• Helicobacter pylori;
  • gastric mucosa;
  • T-cells;
  • natural killer receptor+ T-cells;
  • natural killer T-cells


Background: Helicobacter pylori infection is associated with development of chronic inflammation and infiltration of immune cells into the gastric mucosa. As unconventional T-lymphocytes expressing natural killer cell receptors are considered to play central roles in the immune response against infection, a study investigating their frequencies in normal and H. pylori-infected gastric mucosa was undertaken.

Materials and Methods:  Flow cytometry was used to quantify T-cells expressing the natural killer cell markers CD161, CD56, and CD94 in freshly isolated lymphocytes from the epithelial and lamina propria layers of gastric mucosa. Thirteen H. pylori-positive and 24 H. pylori-negative individuals were studied.

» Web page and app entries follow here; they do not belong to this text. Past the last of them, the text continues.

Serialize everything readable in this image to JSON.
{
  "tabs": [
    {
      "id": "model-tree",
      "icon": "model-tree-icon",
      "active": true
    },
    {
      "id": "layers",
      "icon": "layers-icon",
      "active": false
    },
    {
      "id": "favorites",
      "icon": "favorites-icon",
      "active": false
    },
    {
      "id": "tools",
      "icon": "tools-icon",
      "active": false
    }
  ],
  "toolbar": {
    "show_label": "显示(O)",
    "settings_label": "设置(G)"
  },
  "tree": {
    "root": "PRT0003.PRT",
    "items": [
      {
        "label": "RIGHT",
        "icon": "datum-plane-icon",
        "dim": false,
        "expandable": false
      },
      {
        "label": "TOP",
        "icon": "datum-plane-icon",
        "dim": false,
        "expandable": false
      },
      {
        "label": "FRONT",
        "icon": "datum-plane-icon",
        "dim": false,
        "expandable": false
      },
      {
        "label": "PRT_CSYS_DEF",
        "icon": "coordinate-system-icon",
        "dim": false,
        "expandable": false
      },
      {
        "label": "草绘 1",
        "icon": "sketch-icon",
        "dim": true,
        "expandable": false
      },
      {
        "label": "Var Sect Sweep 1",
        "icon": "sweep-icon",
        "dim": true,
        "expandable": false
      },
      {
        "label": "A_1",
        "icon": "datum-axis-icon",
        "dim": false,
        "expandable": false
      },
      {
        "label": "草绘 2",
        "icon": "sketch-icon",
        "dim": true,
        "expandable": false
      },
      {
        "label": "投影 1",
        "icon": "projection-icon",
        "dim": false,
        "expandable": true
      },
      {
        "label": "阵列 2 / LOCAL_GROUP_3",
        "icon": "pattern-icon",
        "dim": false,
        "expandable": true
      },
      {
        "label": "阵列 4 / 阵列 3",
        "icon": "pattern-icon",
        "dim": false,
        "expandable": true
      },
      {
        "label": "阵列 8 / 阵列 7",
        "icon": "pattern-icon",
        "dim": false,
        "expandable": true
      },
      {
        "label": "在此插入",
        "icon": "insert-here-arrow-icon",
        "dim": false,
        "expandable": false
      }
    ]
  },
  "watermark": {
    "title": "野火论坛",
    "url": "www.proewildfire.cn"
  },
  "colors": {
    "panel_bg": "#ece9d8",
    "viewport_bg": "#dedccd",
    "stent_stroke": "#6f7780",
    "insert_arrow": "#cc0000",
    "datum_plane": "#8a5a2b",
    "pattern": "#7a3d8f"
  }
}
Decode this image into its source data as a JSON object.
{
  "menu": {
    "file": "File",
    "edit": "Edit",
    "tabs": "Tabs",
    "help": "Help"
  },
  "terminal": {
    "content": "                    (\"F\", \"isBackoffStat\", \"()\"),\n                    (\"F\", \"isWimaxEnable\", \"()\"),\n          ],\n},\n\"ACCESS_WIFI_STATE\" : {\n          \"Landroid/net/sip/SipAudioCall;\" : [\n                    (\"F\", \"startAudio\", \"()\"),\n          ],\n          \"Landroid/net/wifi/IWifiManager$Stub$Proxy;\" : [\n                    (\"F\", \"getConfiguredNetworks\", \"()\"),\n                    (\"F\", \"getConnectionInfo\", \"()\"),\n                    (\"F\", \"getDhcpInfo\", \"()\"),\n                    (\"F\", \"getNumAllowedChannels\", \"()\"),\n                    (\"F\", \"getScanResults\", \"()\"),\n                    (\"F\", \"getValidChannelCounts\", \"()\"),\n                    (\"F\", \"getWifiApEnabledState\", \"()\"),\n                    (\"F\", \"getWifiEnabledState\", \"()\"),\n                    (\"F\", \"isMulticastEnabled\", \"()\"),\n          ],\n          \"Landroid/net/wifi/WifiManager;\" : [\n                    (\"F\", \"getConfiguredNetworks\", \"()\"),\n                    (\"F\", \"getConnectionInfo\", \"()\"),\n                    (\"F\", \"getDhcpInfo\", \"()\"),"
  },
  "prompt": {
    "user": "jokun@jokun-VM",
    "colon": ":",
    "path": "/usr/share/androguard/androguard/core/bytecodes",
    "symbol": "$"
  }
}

Results:  CD94+ T-cells were the most abundant (up to 40%) natural killer receptor-positive T-cell population in epithelial and lamina propria layers of H. pylori-negative gastric mucosa. CD161+ T-cells accounted for about one-third of all T-cells in both compartments, but the lowest proportion were of CD56+ T-cells. Compared with H. pylori-negative mucosa, in H. pylori-infected mucosa the numbers of CD161+ T-cells were significantly greater (p = .04) in the epithelium, whereas the numbers of CD56+ T-cells were lower (p = .01) in the lamina propria. A minor population (< 2%) of T-cells in both mucosal layers of H. pylori-negative subjects were natural killer T-cells, and whose proportions were not significantly different (p > .05) to those in H. pylori-infected individuals.

Conclusions:  The predominance, heterogeneity, and distribution of natural killer cell receptor-positive T-cells at different locations within the gastric mucosa reflects a potential functional role during H. pylori infection and warrants further investigation.